Recognition of Intermodal Container
By the 1960s, intermodal shipping containers had become the ideal way for shipping freight all around the world. This called for the standardization of cargo containers of sizes and categories of weight across international boundaries. The International Organization for Standardization set standard sizes for cargo boxes, which were 20 and 40 feet in length giving rise to 20ft and 40ft shipping containers. These are the two most widely used container dimensions even today.
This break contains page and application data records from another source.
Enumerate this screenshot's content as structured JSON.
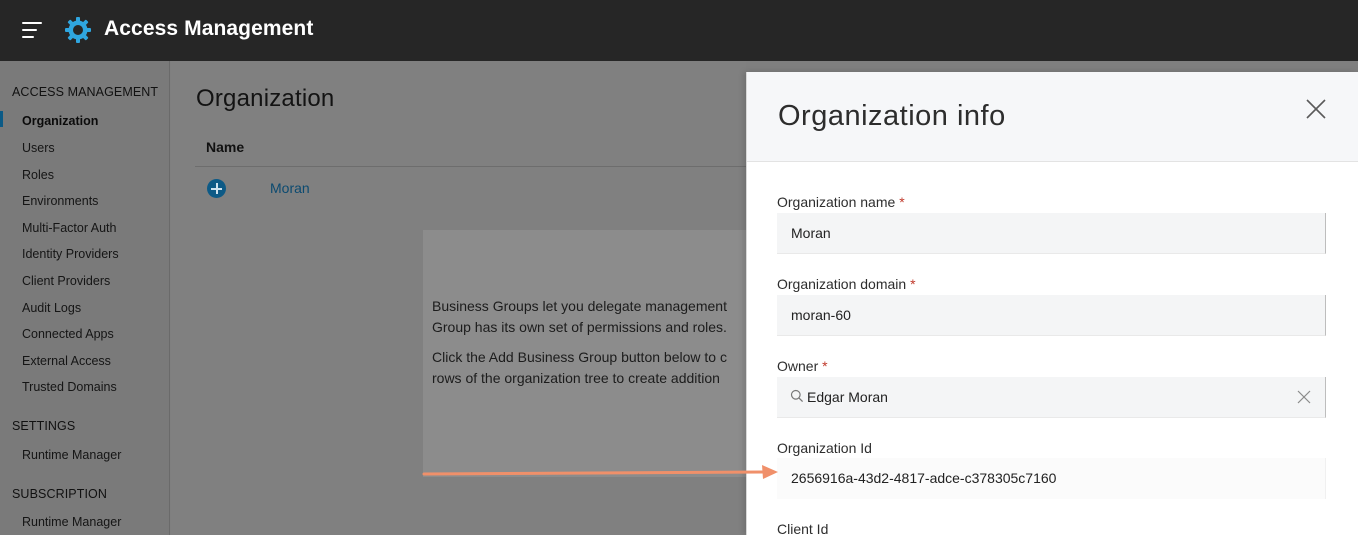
{
  "app": {
    "title": "Access Management",
    "brand_color": "#0d5a86"
  },
  "sidebar": {
    "sections": [
      {
        "label": "ACCESS MANAGEMENT"
      },
      {
        "label": "SETTINGS"
      },
      {
        "label": "SUBSCRIPTION"
      }
    ],
    "access_items": [
      {
        "label": "Organization",
        "active": true
      },
      {
        "label": "Users"
      },
      {
        "label": "Roles"
      },
      {
        "label": "Environments"
      },
      {
        "label": "Multi-Factor Auth"
      },
      {
        "label": "Identity Providers"
      },
      {
        "label": "Client Providers"
      },
      {
        "label": "Audit Logs"
      },
      {
        "label": "Connected Apps"
      },
      {
        "label": "External Access"
      },
      {
        "label": "Trusted Domains"
      }
    ],
    "settings_items": [
      {
        "label": "Runtime Manager"
      }
    ],
    "subscription_items": [
      {
        "label": "Runtime Manager"
      }
    ]
  },
  "main": {
    "title": "Organization",
    "table": {
      "column_name": "Name",
      "rows": [
        {
          "name": "Moran"
        }
      ]
    },
    "info": {
      "lines": [
        "Business Groups let you delegate management",
        "Group has its own set of permissions and roles.",
        "Click the Add Business Group button below to c",
        "rows of the organization tree to create addition"
      ]
    }
  },
  "panel": {
    "title": "Organization info",
    "fields": {
      "org_name": {
        "label": "Organization name",
        "required_mark": "*",
        "value": "Moran"
      },
      "org_domain": {
        "label": "Organization domain",
        "required_mark": "*",
        "value": "moran-60"
      },
      "owner": {
        "label": "Owner",
        "required_mark": "*",
        "value": "Edgar Moran"
      },
      "org_id": {
        "label": "Organization Id",
        "value": "2656916a-43d2-4817-adce-c378305c7160"
      },
      "client_id": {
        "label": "Client Id"
      }
    }
  },
  "annotation": {
    "arrow_color": "#f0906a"
  }
}
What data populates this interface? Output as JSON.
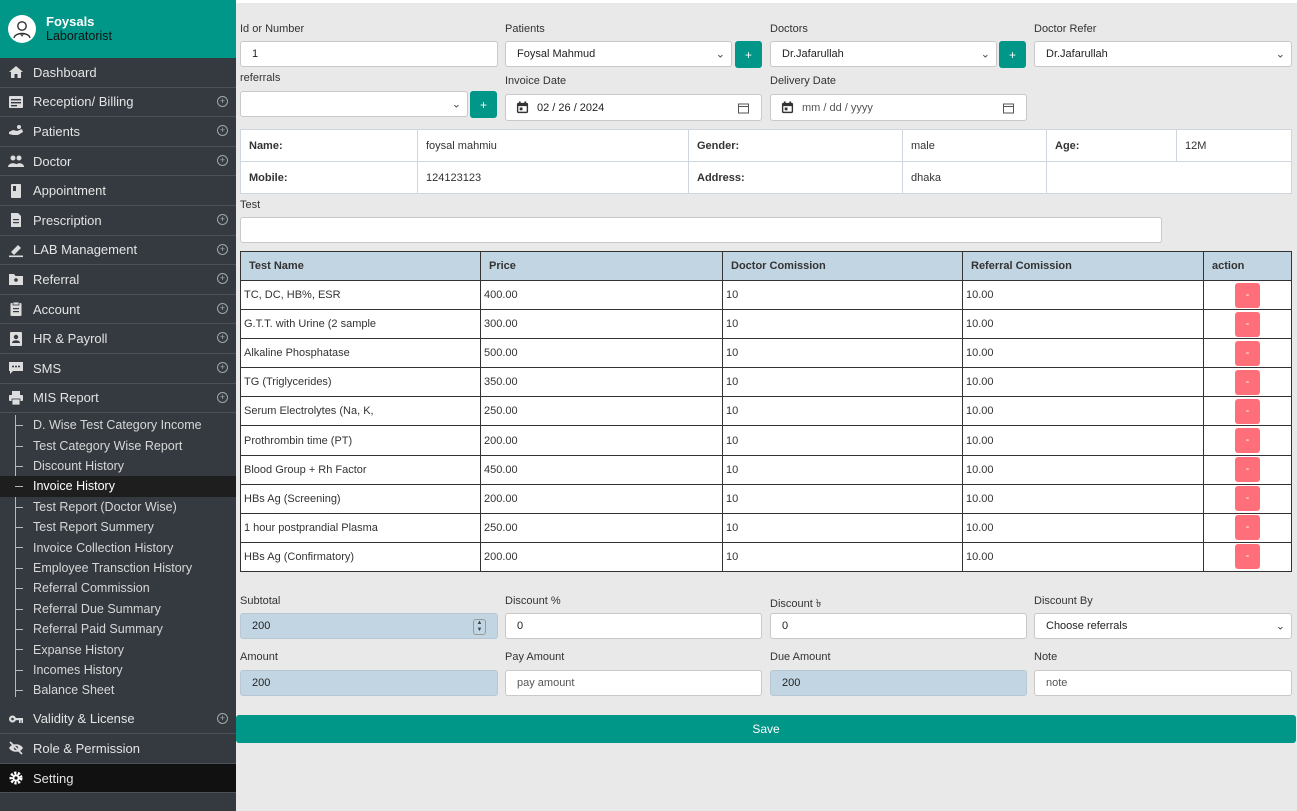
{
  "profile": {
    "name": "Foysals",
    "role": "Laboratorist"
  },
  "nav": [
    {
      "label": "Dashboard",
      "icon": "home-icon",
      "expand": false
    },
    {
      "label": "Reception/ Billing",
      "icon": "billing-icon",
      "expand": true
    },
    {
      "label": "Patients",
      "icon": "patients-icon",
      "expand": true
    },
    {
      "label": "Doctor",
      "icon": "doctor-icon",
      "expand": true
    },
    {
      "label": "Appointment",
      "icon": "book-icon",
      "expand": false
    },
    {
      "label": "Prescription",
      "icon": "document-icon",
      "expand": true
    },
    {
      "label": "LAB Management",
      "icon": "flask-icon",
      "expand": true
    },
    {
      "label": "Referral",
      "icon": "folder-icon",
      "expand": true
    },
    {
      "label": "Account",
      "icon": "clipboard-icon",
      "expand": true
    },
    {
      "label": "HR & Payroll",
      "icon": "badge-icon",
      "expand": true
    },
    {
      "label": "SMS",
      "icon": "chat-icon",
      "expand": true
    },
    {
      "label": "MIS Report",
      "icon": "printer-icon",
      "expand": true
    }
  ],
  "mis_submenu": [
    "D. Wise Test Category Income",
    "Test Category Wise Report",
    "Discount History",
    "Invoice History",
    "Test Report (Doctor Wise)",
    "Test Report Summery",
    "Invoice Collection History",
    "Employee Transction History",
    "Referral Commission",
    "Referral Due Summary",
    "Referral Paid Summary",
    "Expanse History",
    "Incomes History",
    "Balance Sheet"
  ],
  "nav_bottom": [
    {
      "label": "Validity & License",
      "icon": "key-icon",
      "expand": true
    },
    {
      "label": "Role & Permission",
      "icon": "eye-slash-icon",
      "expand": false
    },
    {
      "label": "Setting",
      "icon": "gear-icon",
      "expand": false
    }
  ],
  "form": {
    "id_label": "Id or Number",
    "id_value": "1",
    "patients_label": "Patients",
    "patients_value": "Foysal Mahmud",
    "doctors_label": "Doctors",
    "doctors_value": "Dr.Jafarullah",
    "doctor_refer_label": "Doctor Refer",
    "doctor_refer_value": "Dr.Jafarullah",
    "referrals_label": "referrals",
    "referrals_value": "",
    "invoice_date_label": "Invoice Date",
    "invoice_date_value": "02 / 26 / 2024",
    "delivery_date_label": "Delivery Date",
    "delivery_date_placeholder": "mm / dd / yyyy",
    "add_label": "+"
  },
  "patient_info": {
    "name_label": "Name:",
    "name_value": "foysal mahmiu",
    "gender_label": "Gender:",
    "gender_value": "male",
    "age_label": "Age:",
    "age_value": "12M",
    "mobile_label": "Mobile:",
    "mobile_value": "124123123",
    "address_label": "Address:",
    "address_value": "dhaka"
  },
  "test": {
    "label": "Test",
    "value": ""
  },
  "tests_table": {
    "headers": [
      "Test Name",
      "Price",
      "Doctor Comission",
      "Referral Comission",
      "action"
    ],
    "delete_label": "-",
    "rows": [
      [
        " TC, DC, HB%, ESR",
        "400.00",
        "10",
        "10.00"
      ],
      [
        "G.T.T. with Urine (2 sample",
        "300.00",
        "10",
        "10.00"
      ],
      [
        "Alkaline Phosphatase",
        "500.00",
        "10",
        "10.00"
      ],
      [
        " TG (Triglycerides)",
        "350.00",
        "10",
        "10.00"
      ],
      [
        "Serum Electrolytes (Na, K,",
        "250.00",
        "10",
        "10.00"
      ],
      [
        "Prothrombin time (PT)",
        "200.00",
        "10",
        "10.00"
      ],
      [
        "Blood Group + Rh Factor",
        "450.00",
        "10",
        "10.00"
      ],
      [
        "HBs Ag (Screening)",
        "200.00",
        "10",
        "10.00"
      ],
      [
        "1 hour postprandial Plasma",
        "250.00",
        "10",
        "10.00"
      ],
      [
        "HBs Ag (Confirmatory)",
        "200.00",
        "10",
        "10.00"
      ]
    ]
  },
  "totals": {
    "subtotal_label": "Subtotal",
    "subtotal_value": "200",
    "discount_pct_label": "Discount %",
    "discount_pct_value": "0",
    "discount_tk_label": "Discount ৳",
    "discount_tk_value": "0",
    "discount_by_label": "Discount By",
    "discount_by_value": "Choose referrals",
    "amount_label": "Amount",
    "amount_value": "200",
    "pay_amount_label": "Pay Amount",
    "pay_amount_placeholder": "pay amount",
    "due_amount_label": "Due Amount",
    "due_amount_value": "200",
    "note_label": "Note",
    "note_placeholder": "note"
  },
  "save_label": "Save",
  "active_submenu": "Invoice History",
  "colors": {
    "teal": "#009688",
    "sidebar": "#343a40",
    "readonly": "#c2d5e3",
    "delete": "#ff6f79"
  }
}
As the intermodal form of conveyance was nurtured, the idea of setting up manufacturing units near the facilities designed to allow easy access to trucks carrying containers instead of being lined up in the busiest seaports came into existence. There came a time when the whole world became submissive to the power and versatility, the steel containers possessed. Ships began to be designed keeping the specification of these boxes in mind. The costs for shipping plummeted and it also became inexpensive to produce goods in another corner of the world as transportation had become so cheap.
Ever since then, Containerization has revolutionized ports, rail networks, ships, and countries all over the world. It has been termed as the sole biggest facilitator of globalization. Today’s modern shipping units have the ability to carry over 20,000 TEU containers in the 20 feet variant. Over 90% of items purchased all over the world have been transported inside intermodal containers at some point in time.
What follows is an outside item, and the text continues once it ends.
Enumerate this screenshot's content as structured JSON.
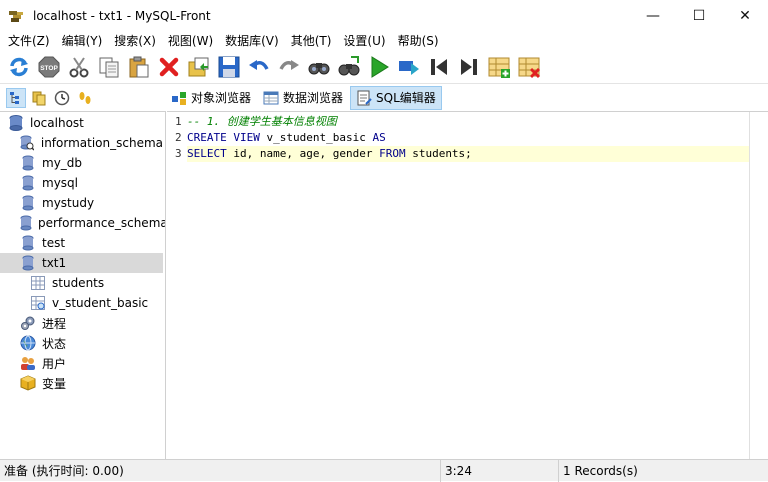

Technological Advancement of Metal Containers
The evolution of container shipping has transformed the world in many different ways. It reduced the cost of shipping, loading, and unloading of cargo, and the risk of theft. As a result of this, the cost of cargo insurance was also decreased. A large number of goods could be lodged on each vessel every single time which accounted for economies of scale. Trade came within the reach of the people as the transfer of cargo from one location to another became easier.
Maritime shipping containers are considered to be one of the most important inventions of the 20th century. The intermodal transportation standards for containers are set by the ISO. There are a wide variety of shipping units in the market currently, ranging from dry van to pallet-wide, open-top, flat rack, platform, reefer, tanker, and many more. They are also available in dimensions like 20ft, 40ft, and in high cube variants.
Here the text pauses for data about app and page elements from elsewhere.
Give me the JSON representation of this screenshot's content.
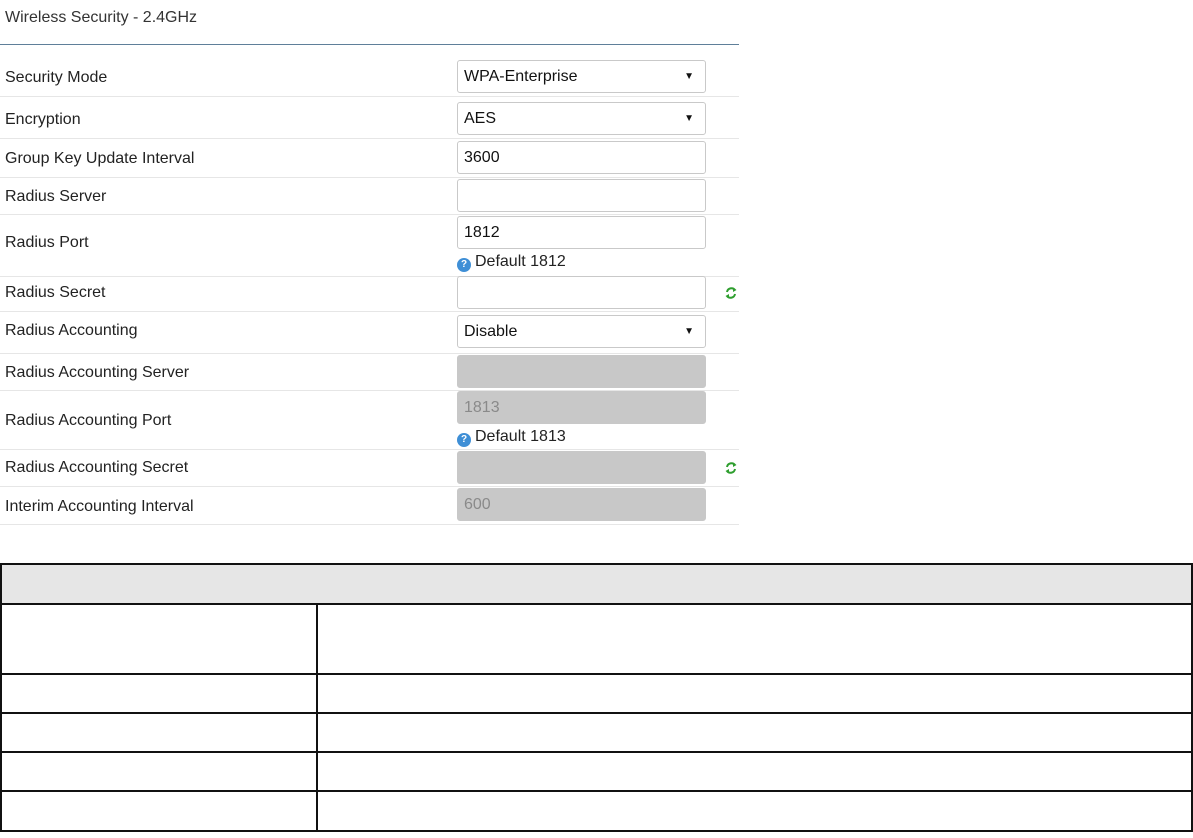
{
  "page": {
    "title": "Wireless Security - 2.4GHz"
  },
  "form": {
    "security_mode": {
      "label": "Security Mode",
      "value": "WPA-Enterprise"
    },
    "encryption": {
      "label": "Encryption",
      "value": "AES"
    },
    "group_key_update_interval": {
      "label": "Group Key Update Interval",
      "value": "3600"
    },
    "radius_server": {
      "label": "Radius Server",
      "value": ""
    },
    "radius_port": {
      "label": "Radius Port",
      "value": "1812",
      "hint": "Default 1812"
    },
    "radius_secret": {
      "label": "Radius Secret",
      "value": ""
    },
    "radius_accounting": {
      "label": "Radius Accounting",
      "value": "Disable"
    },
    "radius_accounting_server": {
      "label": "Radius Accounting Server",
      "value": ""
    },
    "radius_accounting_port": {
      "label": "Radius Accounting Port",
      "value": "1813",
      "hint": "Default 1813"
    },
    "radius_accounting_secret": {
      "label": "Radius Accounting Secret",
      "value": ""
    },
    "interim_accounting_interval": {
      "label": "Interim Accounting Interval",
      "value": "600"
    }
  },
  "icons": {
    "help": "question-circle-icon",
    "refresh": "refresh-icon"
  },
  "help_icon_glyph": "?",
  "colors": {
    "title_rule": "#5f7f99",
    "disabled_field": "#c8c8c8",
    "help_icon": "#3f8fd6",
    "refresh_icon": "#2e9e2e",
    "table_header": "#e6e6e6"
  },
  "reference_table": {
    "header": "",
    "rows": [
      [
        "",
        ""
      ],
      [
        "",
        ""
      ],
      [
        "",
        ""
      ],
      [
        "",
        ""
      ],
      [
        "",
        ""
      ]
    ]
  }
}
Technological advancements in the industry have also made the transportation of cargo much more convenient. The refrigerated technology of reefer containers allows shippers to keep their cargo at the ideal temperature which lets them ship perishable items with utmost ease. They can also monitor the temperature within containers while they are in transit. Many containers like smart containers also provide GPS tracking, by giving the location of freight and the ability to determine when the goods are expected to arrive at their destination.
Shipping Containers Today
Today, shipping boxes are manufactured from Cor-Ten steel, a type of steel that is resistant to elements and their effects. The lifespan of a cargo box is around 10-15 years. In terms of value, global maritime container trade is estimated to account for over 60% of all seaborne trade, which was prized around 14 trillion US dollars. Between 1980 and 2020, the weight tonnage of container ships has grown from about 11 million metric tons to around 275 million metric tons.
The basic invention of a simple cargo unit revolutionized the world we live in today. It has facilitated global manufacturing and international trade in a way that was never possible before. The shipping containers have also increased employment opportunities among various nations of the world and fueled the international economy.